*Materials provided*.
□ □ □

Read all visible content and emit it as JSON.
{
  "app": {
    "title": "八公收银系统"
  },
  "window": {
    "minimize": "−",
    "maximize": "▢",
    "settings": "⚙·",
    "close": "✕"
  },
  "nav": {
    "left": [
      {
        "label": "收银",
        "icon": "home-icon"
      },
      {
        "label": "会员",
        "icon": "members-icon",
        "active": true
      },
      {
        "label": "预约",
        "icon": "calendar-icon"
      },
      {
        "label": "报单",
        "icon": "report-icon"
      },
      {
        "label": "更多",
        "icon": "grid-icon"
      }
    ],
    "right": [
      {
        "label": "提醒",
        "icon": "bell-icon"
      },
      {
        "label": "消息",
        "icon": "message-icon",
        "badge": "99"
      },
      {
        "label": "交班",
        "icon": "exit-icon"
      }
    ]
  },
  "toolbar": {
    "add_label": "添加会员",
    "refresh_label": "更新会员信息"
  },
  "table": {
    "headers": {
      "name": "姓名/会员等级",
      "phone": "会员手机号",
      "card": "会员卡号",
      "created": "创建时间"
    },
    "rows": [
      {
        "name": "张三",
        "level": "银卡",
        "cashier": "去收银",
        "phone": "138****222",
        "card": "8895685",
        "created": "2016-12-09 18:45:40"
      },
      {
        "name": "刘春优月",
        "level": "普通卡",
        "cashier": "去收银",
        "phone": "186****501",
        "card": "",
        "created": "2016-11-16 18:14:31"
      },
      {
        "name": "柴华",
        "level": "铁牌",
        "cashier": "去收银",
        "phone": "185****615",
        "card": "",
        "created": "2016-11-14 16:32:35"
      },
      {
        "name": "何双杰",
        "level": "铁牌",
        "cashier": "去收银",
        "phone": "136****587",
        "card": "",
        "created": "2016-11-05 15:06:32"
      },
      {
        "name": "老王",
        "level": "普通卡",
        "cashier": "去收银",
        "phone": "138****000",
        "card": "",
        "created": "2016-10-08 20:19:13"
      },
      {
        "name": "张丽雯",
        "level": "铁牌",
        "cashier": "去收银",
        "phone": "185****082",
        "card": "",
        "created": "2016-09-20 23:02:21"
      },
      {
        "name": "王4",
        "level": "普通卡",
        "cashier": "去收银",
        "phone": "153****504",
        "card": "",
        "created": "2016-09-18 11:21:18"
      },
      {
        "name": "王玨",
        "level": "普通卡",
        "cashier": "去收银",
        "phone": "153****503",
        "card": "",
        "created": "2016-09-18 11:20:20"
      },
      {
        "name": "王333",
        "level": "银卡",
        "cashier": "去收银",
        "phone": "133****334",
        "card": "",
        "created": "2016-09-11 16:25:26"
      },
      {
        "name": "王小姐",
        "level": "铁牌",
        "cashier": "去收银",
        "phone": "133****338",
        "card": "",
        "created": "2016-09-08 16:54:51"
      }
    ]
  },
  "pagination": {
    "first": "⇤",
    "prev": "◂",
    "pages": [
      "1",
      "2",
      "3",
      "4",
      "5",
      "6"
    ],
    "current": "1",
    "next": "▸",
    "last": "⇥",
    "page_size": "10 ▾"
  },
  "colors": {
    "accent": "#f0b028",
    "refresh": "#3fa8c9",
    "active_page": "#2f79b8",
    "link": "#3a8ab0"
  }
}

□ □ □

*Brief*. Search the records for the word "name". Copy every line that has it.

*Task solution*.
      "name": "姓名/会员等级",
        "name": "张三",
        "name": "刘春优月",
        "name": "柴华",
        "name": "何双杰",
        "name": "老王",
        "name": "张丽雯",
        "name": "王4",
        "name": "王玨",
        "name": "王333",
        "name": "王小姐",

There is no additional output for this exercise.